Bring On 2015… And A Note Of Thanks
Closer to home, 2014 had been good for GoodPlace in terms of throughput – we have spent a productive year laying down the groundwork for us to launch the Big Offensive in (as early as) end January 2015 (hint, hint).
And as we head into 2015, it’s a good time to pause, reflect and be grateful to the people who have helped GoodPlace one way or the other. As such, I’d like to say big thank you’s to the following:-
The GoodPlace team: Cheah YL for being a spectacularly awesome developer with the patience of the Gods; my writers and researchers extraordinaire: Hannah, Joanne, Divine and Sophia.

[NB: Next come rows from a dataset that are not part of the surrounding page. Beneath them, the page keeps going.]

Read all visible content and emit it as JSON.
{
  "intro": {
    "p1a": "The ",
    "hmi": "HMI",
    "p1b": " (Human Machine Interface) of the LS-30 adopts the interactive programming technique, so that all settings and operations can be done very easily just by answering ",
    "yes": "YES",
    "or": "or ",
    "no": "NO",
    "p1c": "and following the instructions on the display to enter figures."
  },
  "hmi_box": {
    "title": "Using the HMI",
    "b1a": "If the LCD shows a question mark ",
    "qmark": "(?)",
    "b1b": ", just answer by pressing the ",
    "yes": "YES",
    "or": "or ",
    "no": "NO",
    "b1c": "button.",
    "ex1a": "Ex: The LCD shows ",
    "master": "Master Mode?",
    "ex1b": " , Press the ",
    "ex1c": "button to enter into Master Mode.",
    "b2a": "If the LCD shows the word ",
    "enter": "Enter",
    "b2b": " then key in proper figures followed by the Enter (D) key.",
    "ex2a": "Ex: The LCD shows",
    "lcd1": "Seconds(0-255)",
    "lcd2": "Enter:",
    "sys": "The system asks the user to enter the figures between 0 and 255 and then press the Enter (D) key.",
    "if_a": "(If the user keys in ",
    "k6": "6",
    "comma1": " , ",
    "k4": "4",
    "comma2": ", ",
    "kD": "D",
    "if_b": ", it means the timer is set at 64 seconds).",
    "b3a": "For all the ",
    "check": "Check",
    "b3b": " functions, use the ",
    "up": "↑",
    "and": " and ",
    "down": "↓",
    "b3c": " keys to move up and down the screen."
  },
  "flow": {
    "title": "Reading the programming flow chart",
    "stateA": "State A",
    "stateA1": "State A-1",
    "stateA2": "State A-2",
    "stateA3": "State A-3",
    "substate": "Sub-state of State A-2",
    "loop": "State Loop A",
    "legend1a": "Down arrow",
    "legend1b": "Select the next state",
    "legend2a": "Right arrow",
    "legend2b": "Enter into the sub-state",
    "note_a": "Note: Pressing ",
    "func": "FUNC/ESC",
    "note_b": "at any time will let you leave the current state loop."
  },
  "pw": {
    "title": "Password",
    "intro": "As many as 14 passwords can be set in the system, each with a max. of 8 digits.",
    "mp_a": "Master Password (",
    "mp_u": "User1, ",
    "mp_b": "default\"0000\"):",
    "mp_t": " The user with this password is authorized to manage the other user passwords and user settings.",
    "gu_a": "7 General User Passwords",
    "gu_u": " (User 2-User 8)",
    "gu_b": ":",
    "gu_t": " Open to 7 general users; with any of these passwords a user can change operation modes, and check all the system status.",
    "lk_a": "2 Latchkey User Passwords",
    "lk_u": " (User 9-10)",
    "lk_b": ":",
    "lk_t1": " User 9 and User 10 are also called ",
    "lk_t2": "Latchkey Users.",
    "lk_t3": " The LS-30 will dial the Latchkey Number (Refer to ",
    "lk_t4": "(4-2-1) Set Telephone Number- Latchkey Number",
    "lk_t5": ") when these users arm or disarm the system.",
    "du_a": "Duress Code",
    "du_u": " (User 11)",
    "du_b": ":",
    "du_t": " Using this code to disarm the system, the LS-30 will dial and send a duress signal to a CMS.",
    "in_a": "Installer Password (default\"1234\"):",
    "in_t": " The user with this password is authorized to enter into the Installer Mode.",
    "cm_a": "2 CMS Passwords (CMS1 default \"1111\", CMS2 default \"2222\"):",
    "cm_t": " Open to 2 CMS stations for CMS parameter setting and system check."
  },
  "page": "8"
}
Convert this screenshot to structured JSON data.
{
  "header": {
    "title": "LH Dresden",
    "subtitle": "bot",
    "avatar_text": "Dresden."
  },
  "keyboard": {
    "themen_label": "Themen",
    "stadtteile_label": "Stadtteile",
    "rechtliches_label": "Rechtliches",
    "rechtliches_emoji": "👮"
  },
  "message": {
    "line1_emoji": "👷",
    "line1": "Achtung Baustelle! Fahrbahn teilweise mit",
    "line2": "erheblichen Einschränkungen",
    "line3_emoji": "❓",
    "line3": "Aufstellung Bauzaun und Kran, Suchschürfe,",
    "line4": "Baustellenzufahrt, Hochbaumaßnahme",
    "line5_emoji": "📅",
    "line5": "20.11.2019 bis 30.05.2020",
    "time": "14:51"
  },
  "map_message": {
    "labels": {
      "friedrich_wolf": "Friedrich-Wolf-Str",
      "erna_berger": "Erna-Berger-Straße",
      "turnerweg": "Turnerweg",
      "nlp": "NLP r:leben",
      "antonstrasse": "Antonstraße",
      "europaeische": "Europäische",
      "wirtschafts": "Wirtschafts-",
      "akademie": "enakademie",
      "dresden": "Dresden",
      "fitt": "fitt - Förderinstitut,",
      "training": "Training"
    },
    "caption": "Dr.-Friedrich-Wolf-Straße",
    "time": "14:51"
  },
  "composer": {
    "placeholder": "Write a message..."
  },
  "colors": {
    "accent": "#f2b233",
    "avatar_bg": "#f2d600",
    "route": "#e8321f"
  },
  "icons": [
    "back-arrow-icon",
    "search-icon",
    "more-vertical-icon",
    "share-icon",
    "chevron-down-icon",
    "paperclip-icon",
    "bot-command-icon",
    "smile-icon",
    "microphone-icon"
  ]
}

My partners and friends in the industry who inspire me with their amazing work in pushing the Malaysia property industry forward and upwards: Amanda Andrew, Nicholas Ng, Jennifer Saw, Victor Yu, Noel Lee, Dr Gerard Khoo, Farah Wahida, Shen Yi Loh-Lim, Jennifer Adams, Jesslyn Yee, Samantha Ooi, Mervyn Liow, Zuhaila Sedek -De Booij.
Mark Chang, for his continued mentorship, moral guidance (what would Mark do?) and boundless generosity.
Suresh Thiru, for taking my lunch meetings, and never failing to dispense his trademark hard-hitting advice that I need to hear.
Der Shing, for his kindness and generosity, and perhaps most importantly helping me sidestep the biggest mistake that I could have made in 2014. 😉
Previndran Singhe, for giving me a head start in this industry.
My peers in the startup world who motivate me to put my best entrepreneurial foot forward every single day: Iskandar Ezzahuddin, John Lim, Edward Lee, Jared Lim, Ching Wei, Khailee Ng, Daniel Cerventus, Tim Marbach, Kenny Cheow, Aznin Abdullah, Danny Tan, Adam Leow, Hanson Toh.
How was 2014 for you? Share with us your stories below.